The Food and Drug Administration (FDA) has made available a draft guidance titled “Safety Labeling Changes—Implementation of Section 505(o)(4) of the Federal Food, Drug, and Cosmetic Act,” that would provide information on new statutory provisions authorizing the agency “to require certain drug and biological product application holders to make safety related labeling changes based upon new safety information that becomes available after the drug or biological product is approved.” Comments on the draft are requested by July 12, 2011.

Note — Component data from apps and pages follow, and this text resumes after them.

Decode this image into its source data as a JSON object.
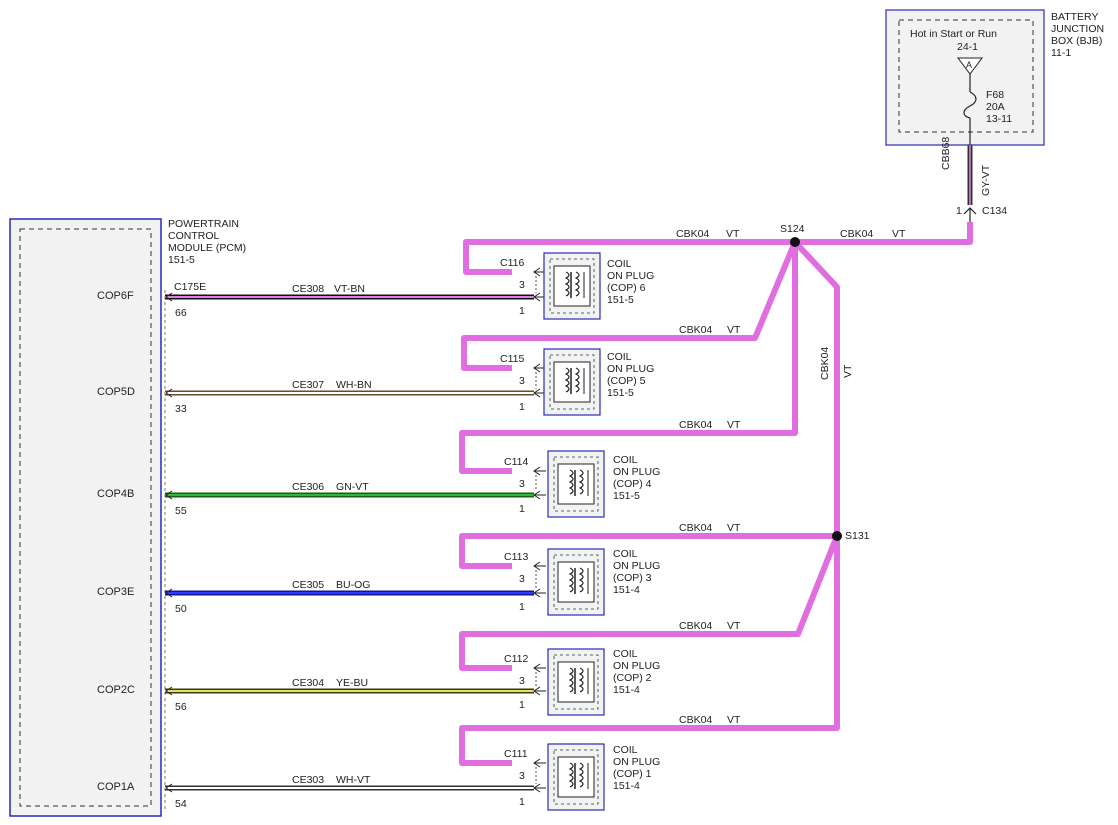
{
  "bjb": {
    "title": "BATTERY\nJUNCTION\nBOX (BJB)\n11-1",
    "hot_label": "Hot in Start or Run",
    "hot_ref": "24-1",
    "triangle_label": "A",
    "fuse_name": "F68",
    "fuse_rating": "20A",
    "fuse_ref": "13-11"
  },
  "feed": {
    "circuit": "CBB68",
    "color": "GY-VT",
    "pin": "1",
    "connector": "C134"
  },
  "pcm": {
    "title": "POWERTRAIN\nCONTROL\nMODULE (PCM)\n151-5",
    "connector": "C175E"
  },
  "splices": {
    "s1": "S124",
    "s2": "S131"
  },
  "vert_feed": {
    "circuit": "CBK04",
    "color": "VT"
  },
  "feed_labels": {
    "top_circuit": "CBK04",
    "top_color": "VT",
    "right_circuit": "CBK04",
    "right_color": "VT"
  },
  "coils": [
    {
      "pcm_pin_name": "COP6F",
      "pcm_pin": "66",
      "circuit": "CE308",
      "color": "VT-BN",
      "wire_hex": "#111111",
      "wire_stripe": "#e879e8",
      "connector": "C116",
      "coil_label": "COIL\nON PLUG\n(COP) 6\n151-5",
      "feed_circuit": "CBK04",
      "feed_color": "VT",
      "pin3": "3",
      "pin1": "1"
    },
    {
      "pcm_pin_name": "COP5D",
      "pcm_pin": "33",
      "circuit": "CE307",
      "color": "WH-BN",
      "wire_hex": "#6b4a2a",
      "wire_stripe": "#ffffff",
      "connector": "C115",
      "coil_label": "COIL\nON PLUG\n(COP) 5\n151-5",
      "feed_circuit": "CBK04",
      "feed_color": "VT",
      "pin3": "3",
      "pin1": "1"
    },
    {
      "pcm_pin_name": "COP4B",
      "pcm_pin": "55",
      "circuit": "CE306",
      "color": "GN-VT",
      "wire_hex": "#1a5e1a",
      "wire_stripe": "#2db82d",
      "connector": "C114",
      "coil_label": "COIL\nON PLUG\n(COP) 4\n151-5",
      "feed_circuit": "CBK04",
      "feed_color": "VT",
      "pin3": "3",
      "pin1": "1"
    },
    {
      "pcm_pin_name": "COP3E",
      "pcm_pin": "50",
      "circuit": "CE305",
      "color": "BU-OG",
      "wire_hex": "#111199",
      "wire_stripe": "#2a3cff",
      "connector": "C113",
      "coil_label": "COIL\nON PLUG\n(COP) 3\n151-4",
      "feed_circuit": "CBK04",
      "feed_color": "VT",
      "pin3": "3",
      "pin1": "1"
    },
    {
      "pcm_pin_name": "COP2C",
      "pcm_pin": "56",
      "circuit": "CE304",
      "color": "YE-BU",
      "wire_hex": "#3a3a10",
      "wire_stripe": "#e6e060",
      "connector": "C112",
      "coil_label": "COIL\nON PLUG\n(COP) 2\n151-4",
      "feed_circuit": "CBK04",
      "feed_color": "VT",
      "pin3": "3",
      "pin1": "1"
    },
    {
      "pcm_pin_name": "COP1A",
      "pcm_pin": "54",
      "circuit": "CE303",
      "color": "WH-VT",
      "wire_hex": "#333333",
      "wire_stripe": "#ffffff",
      "connector": "C111",
      "coil_label": "COIL\nON PLUG\n(COP) 1\n151-4",
      "feed_circuit": "CBK04",
      "feed_color": "VT",
      "pin3": "3",
      "pin1": "1"
    }
  ],
  "colors": {
    "violet_wire": "#e06ee0",
    "module_border": "#2a2ab8",
    "module_fill": "#f2f2f2"
  }
}
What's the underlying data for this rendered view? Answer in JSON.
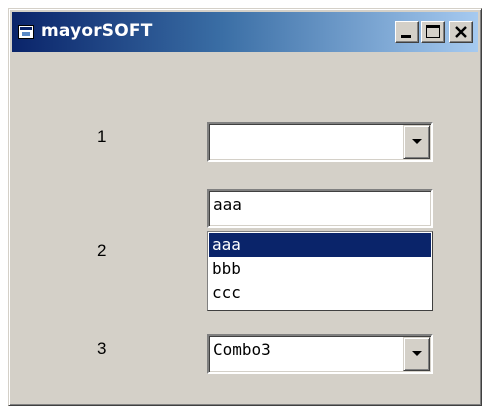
{
  "window": {
    "title": "mayorSOFT",
    "icon": "app-window-icon",
    "controls": [
      "minimize-icon",
      "maximize-icon",
      "close-icon"
    ]
  },
  "rows": {
    "label1": "1",
    "label2": "2",
    "label3": "3"
  },
  "combo1": {
    "value": ""
  },
  "combo2": {
    "value": "aaa",
    "items": [
      "aaa",
      "bbb",
      "ccc"
    ],
    "selected_index": 0
  },
  "combo3": {
    "value": "Combo3"
  },
  "colors": {
    "face": "#d4d0c8",
    "titlebar_start": "#0a246a",
    "titlebar_end": "#a6caf0",
    "selection": "#0a246a"
  }
}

The draft sets out how the agency will implement its authority, “including a description of the types of safety labeling changes that ordinarily might be required under the new legislation, how FDA plans to determine what constitutes new safety information, the procedures involved in requiring safety labeling changes, and enforcement of the requirements for safety labeling changes.” Before Congress changed the law, FDA learned about the potential for serious risks from a variety of sources and requested that product application holders make labeling changes. “In most cases, application holders responded to these requests by negotiating appropriate language with FDA staff to address the concerns, and then submitting a supplement or amended supplement to obtain approval of the changes.” According to the agency, the process was often protracted, and FDA “had few tools available at its disposal to end negotiations and require the changes.”